National Institute of Health (NIH)
National Institute of Neurological Disorders and Stroke (NINDS)
Research Project (R01)
Project #
Application #
Study Section
Neurological Sciences Subcommittee 1 (NLS)
Project Start
Project End
Budget Start
Budget End
Support Year
Fiscal Year
Total Cost
Indirect Cost
University of Iowa
Schools of Medicine
Iowa City
United States
Zip Code
Spector, R (1989) Micronutrient homeostasis in mammalian brain and cerebrospinal fluid. J Neurochem 53:1667-74
Spector, R (1988) Myo-inositol transport through the blood-brain barrier. Neurochem Res 13:785-7
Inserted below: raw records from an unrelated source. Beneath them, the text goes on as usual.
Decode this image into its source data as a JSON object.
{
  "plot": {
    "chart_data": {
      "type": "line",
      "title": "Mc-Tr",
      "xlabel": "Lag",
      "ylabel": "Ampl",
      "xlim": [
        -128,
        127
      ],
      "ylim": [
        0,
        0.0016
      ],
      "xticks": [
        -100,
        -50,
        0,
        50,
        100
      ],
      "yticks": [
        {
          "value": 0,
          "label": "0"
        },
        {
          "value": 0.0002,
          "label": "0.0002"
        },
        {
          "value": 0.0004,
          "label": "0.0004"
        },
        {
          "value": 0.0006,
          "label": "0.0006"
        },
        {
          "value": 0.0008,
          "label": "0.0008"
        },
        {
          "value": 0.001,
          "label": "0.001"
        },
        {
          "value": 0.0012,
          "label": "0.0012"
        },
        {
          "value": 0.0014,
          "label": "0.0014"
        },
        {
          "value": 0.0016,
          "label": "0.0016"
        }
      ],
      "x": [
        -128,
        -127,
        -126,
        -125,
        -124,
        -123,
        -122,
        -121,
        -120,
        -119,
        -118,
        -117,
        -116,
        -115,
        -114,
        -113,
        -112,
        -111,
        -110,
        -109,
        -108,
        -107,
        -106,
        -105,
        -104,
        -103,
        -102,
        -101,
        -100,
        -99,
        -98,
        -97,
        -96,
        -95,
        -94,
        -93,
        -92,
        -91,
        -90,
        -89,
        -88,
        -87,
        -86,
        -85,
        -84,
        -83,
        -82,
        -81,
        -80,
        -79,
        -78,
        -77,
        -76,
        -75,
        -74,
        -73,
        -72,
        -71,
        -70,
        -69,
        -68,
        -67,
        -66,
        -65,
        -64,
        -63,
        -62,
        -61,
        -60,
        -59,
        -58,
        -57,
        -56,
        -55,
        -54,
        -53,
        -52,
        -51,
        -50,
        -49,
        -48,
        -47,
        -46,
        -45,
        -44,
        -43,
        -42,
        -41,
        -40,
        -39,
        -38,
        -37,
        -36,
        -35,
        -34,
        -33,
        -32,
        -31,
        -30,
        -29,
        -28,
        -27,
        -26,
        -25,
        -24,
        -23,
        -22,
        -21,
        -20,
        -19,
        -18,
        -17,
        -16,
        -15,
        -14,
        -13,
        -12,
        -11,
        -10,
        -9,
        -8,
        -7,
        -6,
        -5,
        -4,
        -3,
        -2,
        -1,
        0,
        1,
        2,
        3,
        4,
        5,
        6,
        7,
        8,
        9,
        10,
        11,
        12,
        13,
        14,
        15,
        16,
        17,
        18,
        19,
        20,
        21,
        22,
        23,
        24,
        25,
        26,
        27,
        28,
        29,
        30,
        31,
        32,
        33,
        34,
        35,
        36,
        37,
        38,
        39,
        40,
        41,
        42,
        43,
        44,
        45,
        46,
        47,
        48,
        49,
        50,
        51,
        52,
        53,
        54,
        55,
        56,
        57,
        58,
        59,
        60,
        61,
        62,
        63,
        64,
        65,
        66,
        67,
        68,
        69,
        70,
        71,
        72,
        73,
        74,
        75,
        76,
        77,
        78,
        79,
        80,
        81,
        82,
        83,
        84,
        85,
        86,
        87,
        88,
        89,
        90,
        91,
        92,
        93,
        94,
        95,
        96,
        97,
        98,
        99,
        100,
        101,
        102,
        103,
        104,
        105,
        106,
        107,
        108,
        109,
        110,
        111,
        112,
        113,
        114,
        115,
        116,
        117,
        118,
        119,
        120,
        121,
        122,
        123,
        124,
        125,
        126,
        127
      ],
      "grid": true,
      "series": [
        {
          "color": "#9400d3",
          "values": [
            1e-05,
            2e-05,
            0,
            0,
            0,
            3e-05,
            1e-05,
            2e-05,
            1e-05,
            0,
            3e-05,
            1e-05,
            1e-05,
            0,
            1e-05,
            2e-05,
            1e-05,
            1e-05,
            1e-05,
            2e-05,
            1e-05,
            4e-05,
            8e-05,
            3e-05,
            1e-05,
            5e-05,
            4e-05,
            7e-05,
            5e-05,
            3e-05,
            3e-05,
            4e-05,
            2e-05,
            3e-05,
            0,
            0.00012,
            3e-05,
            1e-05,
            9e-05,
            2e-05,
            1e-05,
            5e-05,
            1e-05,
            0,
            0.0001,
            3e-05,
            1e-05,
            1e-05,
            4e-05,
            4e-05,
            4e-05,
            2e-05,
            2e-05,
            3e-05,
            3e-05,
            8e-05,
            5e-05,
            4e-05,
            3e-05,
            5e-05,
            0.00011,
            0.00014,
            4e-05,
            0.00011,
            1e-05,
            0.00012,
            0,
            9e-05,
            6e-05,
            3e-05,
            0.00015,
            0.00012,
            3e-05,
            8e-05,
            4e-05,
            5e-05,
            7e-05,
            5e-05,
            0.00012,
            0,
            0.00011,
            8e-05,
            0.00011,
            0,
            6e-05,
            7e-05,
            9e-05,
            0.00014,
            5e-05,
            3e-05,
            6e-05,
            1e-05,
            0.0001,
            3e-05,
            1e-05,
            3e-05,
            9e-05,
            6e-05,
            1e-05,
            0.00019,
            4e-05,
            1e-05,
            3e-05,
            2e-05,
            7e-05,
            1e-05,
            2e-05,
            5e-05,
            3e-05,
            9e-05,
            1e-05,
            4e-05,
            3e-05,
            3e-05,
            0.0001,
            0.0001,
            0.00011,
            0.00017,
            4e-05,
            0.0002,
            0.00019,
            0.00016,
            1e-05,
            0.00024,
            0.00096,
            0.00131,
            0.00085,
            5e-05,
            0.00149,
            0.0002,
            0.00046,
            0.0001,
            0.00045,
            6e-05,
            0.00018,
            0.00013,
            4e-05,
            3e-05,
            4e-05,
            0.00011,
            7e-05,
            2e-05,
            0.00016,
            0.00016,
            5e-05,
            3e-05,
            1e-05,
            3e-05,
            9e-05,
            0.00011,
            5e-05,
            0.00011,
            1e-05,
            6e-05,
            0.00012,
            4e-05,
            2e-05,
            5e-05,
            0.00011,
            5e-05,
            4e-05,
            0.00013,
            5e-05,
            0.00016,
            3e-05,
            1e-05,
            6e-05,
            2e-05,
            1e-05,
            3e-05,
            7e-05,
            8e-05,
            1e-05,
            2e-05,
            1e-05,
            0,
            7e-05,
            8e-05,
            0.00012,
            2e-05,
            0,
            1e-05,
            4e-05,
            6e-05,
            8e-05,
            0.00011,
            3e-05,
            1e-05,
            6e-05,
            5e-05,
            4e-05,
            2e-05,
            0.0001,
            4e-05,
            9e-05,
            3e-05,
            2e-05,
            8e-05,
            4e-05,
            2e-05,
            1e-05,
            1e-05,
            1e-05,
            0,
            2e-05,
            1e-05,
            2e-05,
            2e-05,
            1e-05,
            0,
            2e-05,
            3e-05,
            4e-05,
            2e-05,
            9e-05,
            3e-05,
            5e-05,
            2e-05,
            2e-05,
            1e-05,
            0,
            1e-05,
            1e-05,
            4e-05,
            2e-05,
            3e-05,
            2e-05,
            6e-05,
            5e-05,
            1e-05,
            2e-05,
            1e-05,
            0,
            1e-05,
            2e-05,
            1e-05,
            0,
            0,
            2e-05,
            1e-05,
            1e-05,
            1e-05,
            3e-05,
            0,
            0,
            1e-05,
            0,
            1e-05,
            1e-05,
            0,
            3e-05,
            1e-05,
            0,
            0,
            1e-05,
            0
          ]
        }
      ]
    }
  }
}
Spector, R; Mock, D M (1988) Biotin transport and metabolism in the central nervous system. Neurochem Res 13:213-9
Spector, R (1988) Fatty acid transport through the blood-brain barrier. J Neurochem 50:639-43
Spector, R (1988) Transport of amantadine and rimantadine through the blood-brain barrier. J Pharmacol Exp Ther 244:516-9
Spector, R (1988) Hypoxanthine transport and metabolism in the central nervous system. J Neurochem 50:969-78
Berlinger, W G; Stene, R A; Spector, R et al. (1987) Plasma and cerebrospinal fluid nucleosides and oxypurines in acute liver failure. J Lab Clin Med 110:137-44
Spector, R (1987) Ceftriaxone transport through the blood-brain barrier. J Infect Dis 156:209-11
Spector, R; Mock, D (1987) Biotin transport through the blood-brain barrier. J Neurochem 48:400-4
Spector, R (1987) Hypoxanthine transport through the blood-brain barrier. Neurochem Res 12:791-6

Showing the most recent 10 out of 21 publications